  3. 3. 1|NFIBSmallBusinessEconomicTrendsMonthlyReport SUMMARY OPTIMISM INDEX The Small Business Optimism Index fell 4.2 points to 94.1, likely in response to five months of lousy growth. The 42 year Index average is 98.0, while the pre-recession average is 99.5 (1974-2007). This leaves the current reading 4 points below the overall average, a deficiency of 40 net positive percentage point responses to the Indexs 10 component questions. While this is not a recession signal, it is a clear sign that economic growth on Main Street is not set for a strong second half. Nine of the 10 Index components fell and 1 was unchanged from last month. Declines in spending plans accounted for 30 percent of the Index decline, and weaker expectations for real sales and business conditions another 20 percent. The deterioration in earnings trends accounted for about a quarter of the decline. LABOR MARKETS It looks like small businesses hired in May and then went away. So, small businesses took a breather from job creation in June after a string of five solid months of job creation. On balance, owners added a net -0.01 workers per firm in recent months, essentially zero. Ten percent reported increasing employment an average of 3.2 workers per firm while 12 percent reported reducing employment an average of 3.3 workers per firm. Fifty-two percent reported hiring or trying to hire (down 3 points), but 44 percent reported few or no qualified applicants for the positions they were trying to fill. Eighteen percent reported using temporary workers, up 5 points. Twenty-four percent of all owners reported job openings they could not fill in the current period, down 5 points, after reaching the highest level since April 2006 in February. A net 9 percent plan to create new jobs, down 3 points and the lowest reading since September 2014. INVENTORIES AND SALES After an exciting surge in May, the net percent of all owners (seasonally adjusted) reporting higher nominal sales in the past 3 months compared to the prior 3 months fell 9 points to a net negative 6 percent. Ten percent cited weak sales as their top business problem, down 1 point. Expected real sales volumes posted a 3 point decline, falling to a net 4 percent of owners expecting gains, a long way down from the 20 percent reading in December 2014. The net percent of owners reporting inventory increases rose 5 points to a net 0 percent (seasonally adjusted). The net percent of owners viewing current inventory stocks as too low fell 4 points to a net negative 4 percent. Overall, stocks are viewed as excessive, however, owners in the shale states disagree, stocks are too low (see below). The net percent of owners planning to add to inventory fell to a net negative 4 percent, an 8 point decline, in sympathy with the more widespread reduction in stocks, weaker sales trends and weaker sales expectations. This survey was conducted in June 2015. A sample of 3,938 small-business owners/members was drawn. Six hundred and sixteen (620) usable responses were received a response rate of 15 percent. NFIB.com/outlookreport
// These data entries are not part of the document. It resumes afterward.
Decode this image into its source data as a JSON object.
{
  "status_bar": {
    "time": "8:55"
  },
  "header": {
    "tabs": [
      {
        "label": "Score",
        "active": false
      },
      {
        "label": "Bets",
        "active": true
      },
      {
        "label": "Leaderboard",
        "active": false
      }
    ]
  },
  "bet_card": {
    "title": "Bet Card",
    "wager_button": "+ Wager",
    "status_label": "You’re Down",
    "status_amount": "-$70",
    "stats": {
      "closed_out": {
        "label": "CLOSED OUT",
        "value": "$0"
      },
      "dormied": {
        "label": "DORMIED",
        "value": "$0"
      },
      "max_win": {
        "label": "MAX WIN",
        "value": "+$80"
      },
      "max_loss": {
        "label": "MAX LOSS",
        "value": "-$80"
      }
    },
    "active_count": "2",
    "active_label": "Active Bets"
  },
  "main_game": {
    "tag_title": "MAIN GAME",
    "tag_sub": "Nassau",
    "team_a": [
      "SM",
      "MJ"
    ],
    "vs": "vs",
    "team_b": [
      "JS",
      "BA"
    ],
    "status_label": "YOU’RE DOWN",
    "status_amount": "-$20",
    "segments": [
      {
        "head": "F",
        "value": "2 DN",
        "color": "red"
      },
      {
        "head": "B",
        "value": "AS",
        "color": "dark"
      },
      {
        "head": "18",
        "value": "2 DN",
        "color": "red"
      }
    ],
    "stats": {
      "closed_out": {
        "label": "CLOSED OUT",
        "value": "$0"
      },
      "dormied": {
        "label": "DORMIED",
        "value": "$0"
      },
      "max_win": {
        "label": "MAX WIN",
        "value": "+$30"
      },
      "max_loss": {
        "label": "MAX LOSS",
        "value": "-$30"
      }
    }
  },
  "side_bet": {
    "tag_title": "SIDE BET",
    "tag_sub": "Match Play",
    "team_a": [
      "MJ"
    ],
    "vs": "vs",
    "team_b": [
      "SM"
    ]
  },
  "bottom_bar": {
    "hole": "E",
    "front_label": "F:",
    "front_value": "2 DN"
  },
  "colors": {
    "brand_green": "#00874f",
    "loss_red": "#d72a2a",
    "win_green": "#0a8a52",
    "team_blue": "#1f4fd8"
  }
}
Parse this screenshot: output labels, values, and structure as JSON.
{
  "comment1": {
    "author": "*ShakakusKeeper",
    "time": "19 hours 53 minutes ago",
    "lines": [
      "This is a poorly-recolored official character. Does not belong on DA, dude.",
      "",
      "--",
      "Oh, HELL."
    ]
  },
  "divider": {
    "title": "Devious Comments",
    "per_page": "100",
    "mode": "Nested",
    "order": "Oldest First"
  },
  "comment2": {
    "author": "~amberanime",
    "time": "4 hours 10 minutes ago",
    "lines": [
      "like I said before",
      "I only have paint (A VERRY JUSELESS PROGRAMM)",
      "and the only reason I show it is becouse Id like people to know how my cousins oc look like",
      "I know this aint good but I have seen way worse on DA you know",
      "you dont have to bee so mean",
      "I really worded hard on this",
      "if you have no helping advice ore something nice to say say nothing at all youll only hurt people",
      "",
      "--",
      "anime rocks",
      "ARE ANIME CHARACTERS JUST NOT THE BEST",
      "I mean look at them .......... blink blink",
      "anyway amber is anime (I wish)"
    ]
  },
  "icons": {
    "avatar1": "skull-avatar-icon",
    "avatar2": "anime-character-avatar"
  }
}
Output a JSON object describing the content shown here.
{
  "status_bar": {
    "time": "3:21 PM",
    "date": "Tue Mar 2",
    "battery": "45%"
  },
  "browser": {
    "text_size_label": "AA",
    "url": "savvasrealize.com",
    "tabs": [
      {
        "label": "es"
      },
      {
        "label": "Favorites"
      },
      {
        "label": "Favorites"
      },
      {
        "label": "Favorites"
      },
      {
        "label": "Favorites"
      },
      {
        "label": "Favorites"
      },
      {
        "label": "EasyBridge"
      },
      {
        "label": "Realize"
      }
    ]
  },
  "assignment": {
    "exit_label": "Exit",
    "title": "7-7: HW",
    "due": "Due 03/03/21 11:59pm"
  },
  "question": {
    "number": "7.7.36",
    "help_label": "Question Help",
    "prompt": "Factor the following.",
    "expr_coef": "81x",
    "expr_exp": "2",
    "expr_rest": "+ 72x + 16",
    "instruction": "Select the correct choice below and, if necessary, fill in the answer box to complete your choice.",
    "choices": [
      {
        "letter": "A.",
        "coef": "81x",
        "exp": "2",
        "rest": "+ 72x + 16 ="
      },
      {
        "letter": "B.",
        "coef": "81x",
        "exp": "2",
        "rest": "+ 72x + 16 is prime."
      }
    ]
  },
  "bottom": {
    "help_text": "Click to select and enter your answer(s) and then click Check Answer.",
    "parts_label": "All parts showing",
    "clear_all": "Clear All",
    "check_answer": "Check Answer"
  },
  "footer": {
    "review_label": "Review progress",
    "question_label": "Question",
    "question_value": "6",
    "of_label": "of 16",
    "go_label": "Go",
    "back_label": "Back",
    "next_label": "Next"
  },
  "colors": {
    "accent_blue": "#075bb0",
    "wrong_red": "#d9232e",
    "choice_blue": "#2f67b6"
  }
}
  4. 4. 2|NFIBSmallBusinessEconomicTrendsMonthlyReport CAPITAL SPENDING Fifty-eight percent reported outlays, up 4 points. There is no evidence of a pickup in capital spending beyond pickemup trucks. The Ford F150 is the top selling vehicle with a price tag above $50,000. The percent of owners planning capital outlays in the next 3 to 6 months fell 2 points to 23 percent, not a strong reading historically but among the better in this expansion. Owner expectations for the economy appear to be for a continuation of under-performance. Consequently, investment plans remain historically sub-par and owners have little interest in borrowing to support investment spending that promises little return. INFLATION Seasonally adjusted, the net percent of owners raising selling prices was 5 percent, down 1 point and a weak reading. There are no signs of inflation bubbling up on Main Street. Seasonally adjusted, a net 18 percent plan price hikes (up 1 point). But reports of actual hikes (net of reductions) suggest that the economy has grown too slowly to support widespread price increases. EARNINGS AND WAGES If you cant raise prices, and labor costs are rising, earnings cant be very good. Earnings trends posted a 10 point decline, reversing last months surprising improvement and returning to a more normal reading for the recovery. A net negative 17 percent reported higher earnings. Reports of increased labor compensation fell 4 points to a net 21 percent of all owners (seasonally adjusted), lower but still a good reading. Labor costs continue to put pressure on the bottom line. A seasonally adjusted net 11 percent plan to raise compensation in the coming months, the lowest reading since October, 2013 (down 3 points). Official reports of hourly wages suggest that most of these gains are being absorbed by benefits, as little is getting through to take home pay. CREDIT MARKETS Five percent of owners reported that all their borrowing needs were not satisfied, historically low. Thirty-two percent reported all credit needs met, and 49 percent explicitly said they did not want a loan. For most of the recession, record numbers of firms have been on the credit sidelines, seeing no good reason to borrow. But May and June readings suggest that the credit appetite of owners might be increasing. Thirty-one percent of all owners reported borrowing on a regular basis, up 2 points. The average rate paid on short maturity loans rose 20 basis points to 5.0 percent, just above last months record low reading. Loan demand remains historically weak but is showing some signs of life. The net percent of owners expecting credit conditions to ease in the coming months was a negative 4 percent, unchanged. NFIB.com/outlookreport
  5. 5. 3|NFIBSmallBusinessEconomicTrendsMonthlyReport COMMENTARY The President continues to push regulations to pay people more in higher wages, more overtime, health insurance, etc. However, he does not pursue policies that help increase productivity. Higher pay with the same output means inflation or unemployment or both, neither being good for workers or businesses. Benefits are rising, increasing the cost of employment but the President doesnt mention this. We are becoming very French, trying to create new jobs by reducing the hours worked by current workers, and replacing those hours with new workers. The French 35 hour work week (for 40 hour pay) didnt work and the Presidents version wont work here. Instead, his plan will continue to eliminate opportunities for the young and unskilled to enter the labor force and become productive citizens. Hey, $25 an hour would put everyone above the median income.hmmm, liberal math works, but only on paper. Two legislative bodies, SCOTUS and POTUS (not Congress) have been very busy turning thi